Sars Inquiry: 'Decision to halt Sars modernisation programme came as shock'

Andre Scheepers, who left the organisation in 2016, has testified at the Nugent Commission of Inquiry in Pretoria on Tuesday.

FILE: Picture: Supplied.

PRETORIA - The former South African Revenue Service (Sars) executive who led the modernisation programme at revenue service has revealed he was not consulted prior to a moratorium being placed on the programme.

Andre Scheepers, who left the organisation in 2016, has testified at the Nugent Commission of Inquiry in Pretoria on Tuesday.

Advocate Frances Hobden asked Scheepers about the moratorium placed on the modernisation process in December 2014.

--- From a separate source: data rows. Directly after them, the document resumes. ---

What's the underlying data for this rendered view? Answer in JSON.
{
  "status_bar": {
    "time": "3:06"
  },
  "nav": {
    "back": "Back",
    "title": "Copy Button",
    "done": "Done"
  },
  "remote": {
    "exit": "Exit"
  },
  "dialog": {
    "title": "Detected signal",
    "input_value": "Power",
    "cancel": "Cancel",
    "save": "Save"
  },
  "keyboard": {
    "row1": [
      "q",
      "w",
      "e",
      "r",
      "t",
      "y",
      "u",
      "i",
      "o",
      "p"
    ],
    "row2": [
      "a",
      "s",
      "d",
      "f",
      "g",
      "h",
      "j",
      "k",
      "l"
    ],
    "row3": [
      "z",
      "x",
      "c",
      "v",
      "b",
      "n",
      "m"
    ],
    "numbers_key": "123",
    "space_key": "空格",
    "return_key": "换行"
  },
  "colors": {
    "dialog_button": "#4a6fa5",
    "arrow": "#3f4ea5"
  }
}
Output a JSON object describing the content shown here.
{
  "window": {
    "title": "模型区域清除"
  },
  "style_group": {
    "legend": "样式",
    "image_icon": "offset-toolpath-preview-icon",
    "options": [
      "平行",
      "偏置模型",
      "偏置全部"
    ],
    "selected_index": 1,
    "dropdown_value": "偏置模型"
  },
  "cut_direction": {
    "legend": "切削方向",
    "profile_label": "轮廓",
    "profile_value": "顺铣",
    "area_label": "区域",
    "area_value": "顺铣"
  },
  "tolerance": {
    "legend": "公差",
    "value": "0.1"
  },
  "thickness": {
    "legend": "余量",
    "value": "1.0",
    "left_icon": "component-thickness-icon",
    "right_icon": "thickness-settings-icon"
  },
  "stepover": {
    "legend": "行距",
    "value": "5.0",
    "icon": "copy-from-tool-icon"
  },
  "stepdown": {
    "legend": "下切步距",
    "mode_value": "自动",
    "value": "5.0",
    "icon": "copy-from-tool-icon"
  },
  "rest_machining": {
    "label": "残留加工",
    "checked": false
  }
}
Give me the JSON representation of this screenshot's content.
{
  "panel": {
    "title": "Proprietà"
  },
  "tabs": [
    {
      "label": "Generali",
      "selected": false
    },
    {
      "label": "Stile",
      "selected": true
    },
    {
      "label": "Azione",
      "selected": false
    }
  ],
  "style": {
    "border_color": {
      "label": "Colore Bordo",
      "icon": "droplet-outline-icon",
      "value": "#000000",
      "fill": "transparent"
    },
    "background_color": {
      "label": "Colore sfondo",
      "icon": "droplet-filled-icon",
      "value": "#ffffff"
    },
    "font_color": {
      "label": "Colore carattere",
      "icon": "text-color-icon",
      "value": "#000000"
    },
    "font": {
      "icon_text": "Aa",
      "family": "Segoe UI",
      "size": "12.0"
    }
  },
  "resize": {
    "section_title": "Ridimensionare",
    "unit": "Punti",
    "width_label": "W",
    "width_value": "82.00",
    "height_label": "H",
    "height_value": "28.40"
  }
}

“Were you consulted or informed before the moratorium was imposed?”

“No,” responded Scheepers.

“Did you know it was coming?” Hobden continued.

“No,” said Scheepers.

Hobden pressed: “(And) what were the reasons as you understood at the time for that moratorium?”

“I did not know, it came as a bit of a shock to us, especially since the organisation programme, up until that point in time, made significant changes to the efficiency of Sars,” Scheepers says.

Scheepers says the restructuring programme at Sars has set the organisation back as opposed to advancing it.

He compiled a forecast which would've required Sars to spend R250 million a year between 2016 and 2019 to maintain its hardware but this has not been done.

He warned of potentially catastrophic consequences if the revenue services computer hardware was not maintained as he had recommended prior to leaving the service in 2016.

“If there were no subsequent refreshes of the technology landscape, you’re sitting with a serious problem. If you didn’t spend that money, then you have a problem and it’s not something you can remediate in a single financial year.”

Hobden confirmed Scheepers’ fears.

“We have affidavits from current Sars employees who confirmed that the major rolling hardware refresh has now continued since 2014 and that ageing infrastructure is a serious concern.”

The commission has not yet heard the reason behind the decision to halt the modernisation programme.

The Nugent Commission also heard how consultancy firm Gartner was paid about R5 million to assess and restructure IT infrastructure.

Scheepers was asked whether it was good value for money.

“Talking to some of my former colleagues, listening to the fact that maintenance cycles were not kept up, that technology infrastructure is going backwards… did it bring value to Sars, halt the progress or caused it to move backwards? It moved it backwards.”

It emerged that the revenue service’s hardware has not had a major upgrade since 2014.

(Edited by Zamangwane Shange)